● **About this task**
Copy out all of the data below with no alterations.

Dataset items
-.-.-
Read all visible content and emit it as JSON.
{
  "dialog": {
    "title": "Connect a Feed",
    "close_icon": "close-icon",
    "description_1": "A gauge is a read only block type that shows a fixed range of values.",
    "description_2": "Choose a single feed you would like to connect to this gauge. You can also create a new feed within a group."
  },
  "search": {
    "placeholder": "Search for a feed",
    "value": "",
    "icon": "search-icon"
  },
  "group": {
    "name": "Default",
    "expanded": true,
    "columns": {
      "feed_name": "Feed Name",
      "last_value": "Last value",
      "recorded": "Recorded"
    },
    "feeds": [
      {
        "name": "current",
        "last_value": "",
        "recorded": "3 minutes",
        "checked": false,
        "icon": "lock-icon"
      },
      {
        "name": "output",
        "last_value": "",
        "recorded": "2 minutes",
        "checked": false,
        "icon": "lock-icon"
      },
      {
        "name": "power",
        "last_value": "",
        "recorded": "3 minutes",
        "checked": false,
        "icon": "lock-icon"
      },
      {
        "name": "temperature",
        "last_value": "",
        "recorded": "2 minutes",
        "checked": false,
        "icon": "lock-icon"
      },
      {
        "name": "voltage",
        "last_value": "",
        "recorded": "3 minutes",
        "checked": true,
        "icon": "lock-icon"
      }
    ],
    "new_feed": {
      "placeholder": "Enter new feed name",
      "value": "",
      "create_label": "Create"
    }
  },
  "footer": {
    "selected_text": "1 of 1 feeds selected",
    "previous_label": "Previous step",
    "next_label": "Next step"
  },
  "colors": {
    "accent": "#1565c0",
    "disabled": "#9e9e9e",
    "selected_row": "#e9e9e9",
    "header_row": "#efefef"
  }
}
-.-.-
● **Task response**
Read all visible content and emit it as JSON.
{
  "dialog": {
    "title": "Connect a Feed",
    "close_icon": "close-icon",
    "description_1": "A gauge is a read only block type that shows a fixed range of values.",
    "description_2": "Choose a single feed you would like to connect to this gauge. You can also create a new feed within a group."
  },
  "search": {
    "placeholder": "Search for a feed",
    "value": "",
    "icon": "search-icon"
  },
  "group": {
    "name": "Default",
    "expanded": true,
    "columns": {
      "feed_name": "Feed Name",
      "last_value": "Last value",
      "recorded": "Recorded"
    },
    "feeds": [
      {
        "name": "current",
        "last_value": "",
        "recorded": "3 minutes",
        "checked": false,
        "icon": "lock-icon"
      },
      {
        "name": "output",
        "last_value": "",
        "recorded": "2 minutes",
        "checked": false,
        "icon": "lock-icon"
      },
      {
        "name": "power",
        "last_value": "",
        "recorded": "3 minutes",
        "checked": false,
        "icon": "lock-icon"
      },
      {
        "name": "temperature",
        "last_value": "",
        "recorded": "2 minutes",
        "checked": false,
        "icon": "lock-icon"
      },
      {
        "name": "voltage",
        "last_value": "",
        "recorded": "3 minutes",
        "checked": true,
        "icon": "lock-icon"
      }
    ],
    "new_feed": {
      "placeholder": "Enter new feed name",
      "value": "",
      "create_label": "Create"
    }
  },
  "footer": {
    "selected_text": "1 of 1 feeds selected",
    "previous_label": "Previous step",
    "next_label": "Next step"
  },
  "colors": {
    "accent": "#1565c0",
    "disabled": "#9e9e9e",
    "selected_row": "#e9e9e9",
    "header_row": "#efefef"
  }
}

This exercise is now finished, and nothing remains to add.